Entries from a dataset of interfaces
= Beginning of Section =
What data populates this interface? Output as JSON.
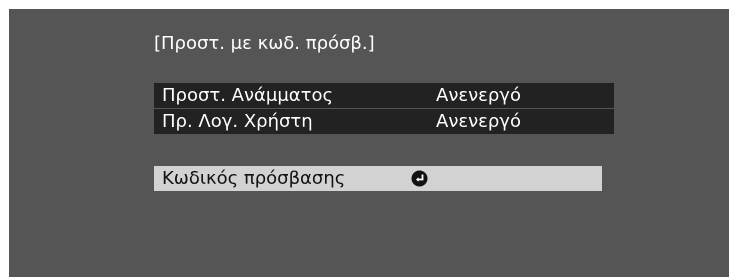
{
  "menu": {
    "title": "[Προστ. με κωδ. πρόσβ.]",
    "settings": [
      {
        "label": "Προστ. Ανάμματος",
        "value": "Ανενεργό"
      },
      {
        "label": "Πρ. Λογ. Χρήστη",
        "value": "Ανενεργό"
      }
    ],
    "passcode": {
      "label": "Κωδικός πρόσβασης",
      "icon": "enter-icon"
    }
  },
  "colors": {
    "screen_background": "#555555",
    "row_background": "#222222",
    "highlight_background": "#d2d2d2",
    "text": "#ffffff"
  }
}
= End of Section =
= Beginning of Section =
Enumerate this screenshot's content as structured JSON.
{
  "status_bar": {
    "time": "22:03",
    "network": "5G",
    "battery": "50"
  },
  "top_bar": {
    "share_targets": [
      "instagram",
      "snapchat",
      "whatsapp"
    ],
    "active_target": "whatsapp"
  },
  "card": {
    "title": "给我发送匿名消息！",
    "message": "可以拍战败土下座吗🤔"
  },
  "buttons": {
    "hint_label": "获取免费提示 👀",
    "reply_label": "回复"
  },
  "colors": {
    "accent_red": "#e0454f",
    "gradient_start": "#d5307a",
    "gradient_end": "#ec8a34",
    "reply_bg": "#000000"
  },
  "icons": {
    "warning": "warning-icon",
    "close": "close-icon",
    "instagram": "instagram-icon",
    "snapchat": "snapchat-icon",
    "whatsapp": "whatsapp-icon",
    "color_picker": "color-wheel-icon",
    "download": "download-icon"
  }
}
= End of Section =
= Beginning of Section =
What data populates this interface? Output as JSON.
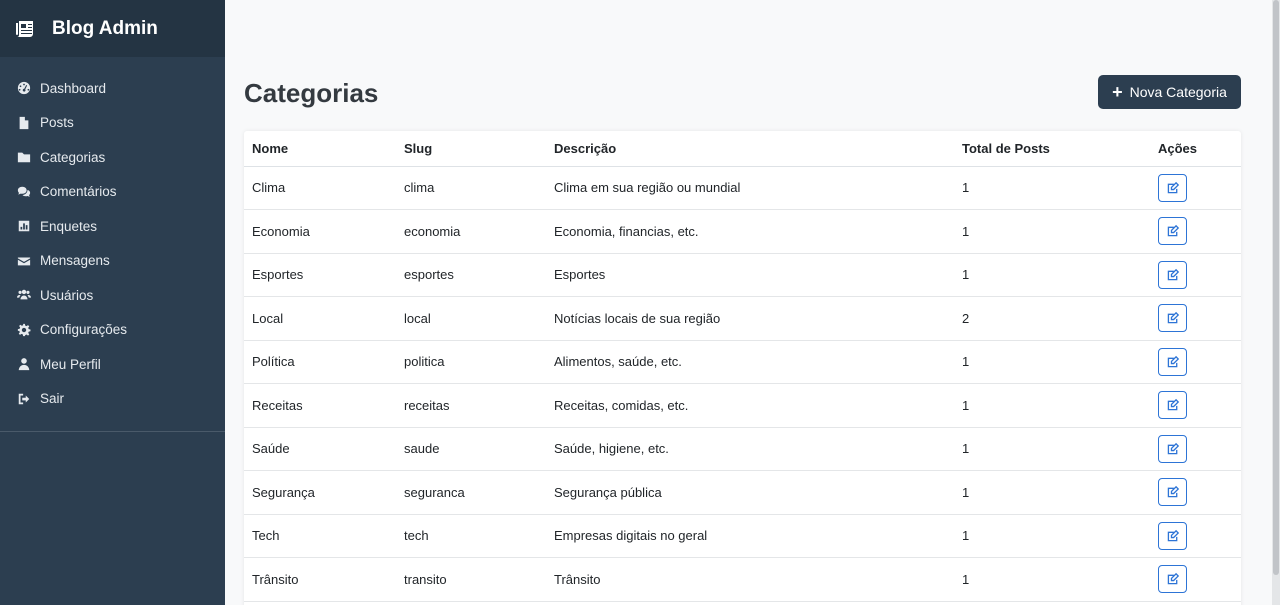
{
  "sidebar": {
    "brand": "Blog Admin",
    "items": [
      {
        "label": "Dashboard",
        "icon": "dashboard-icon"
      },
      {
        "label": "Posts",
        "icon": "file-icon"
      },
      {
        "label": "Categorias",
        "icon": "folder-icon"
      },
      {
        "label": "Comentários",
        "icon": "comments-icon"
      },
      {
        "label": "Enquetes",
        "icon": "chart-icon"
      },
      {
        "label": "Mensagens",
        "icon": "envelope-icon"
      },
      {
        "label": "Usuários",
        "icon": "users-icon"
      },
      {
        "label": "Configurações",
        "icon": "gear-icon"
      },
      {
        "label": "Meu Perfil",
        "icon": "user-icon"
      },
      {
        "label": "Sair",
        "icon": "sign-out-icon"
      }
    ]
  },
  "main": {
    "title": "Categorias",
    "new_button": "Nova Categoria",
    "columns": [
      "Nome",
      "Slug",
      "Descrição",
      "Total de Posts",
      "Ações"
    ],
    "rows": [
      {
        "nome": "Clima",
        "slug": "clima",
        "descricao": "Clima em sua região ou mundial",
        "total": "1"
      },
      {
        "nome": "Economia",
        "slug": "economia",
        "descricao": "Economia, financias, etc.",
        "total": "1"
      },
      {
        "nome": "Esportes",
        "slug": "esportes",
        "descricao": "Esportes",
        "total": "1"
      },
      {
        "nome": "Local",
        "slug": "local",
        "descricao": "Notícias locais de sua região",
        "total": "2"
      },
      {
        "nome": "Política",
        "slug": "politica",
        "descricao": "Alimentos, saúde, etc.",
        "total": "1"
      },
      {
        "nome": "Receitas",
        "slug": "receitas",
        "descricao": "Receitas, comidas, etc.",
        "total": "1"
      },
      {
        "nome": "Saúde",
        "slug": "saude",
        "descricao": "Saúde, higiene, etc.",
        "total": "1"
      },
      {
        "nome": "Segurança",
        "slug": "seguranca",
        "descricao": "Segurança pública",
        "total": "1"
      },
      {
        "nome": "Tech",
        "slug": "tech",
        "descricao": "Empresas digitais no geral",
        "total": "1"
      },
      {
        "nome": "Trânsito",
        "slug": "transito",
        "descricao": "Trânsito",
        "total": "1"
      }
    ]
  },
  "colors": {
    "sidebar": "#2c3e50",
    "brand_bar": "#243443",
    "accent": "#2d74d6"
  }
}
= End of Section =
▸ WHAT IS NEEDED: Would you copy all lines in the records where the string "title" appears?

▸ ANSWER FOR THE TASK:
    "title": "[Προστ. με κωδ. πρόσβ.]",
    "title": "给我发送匿名消息！",
    "title": "Categorias",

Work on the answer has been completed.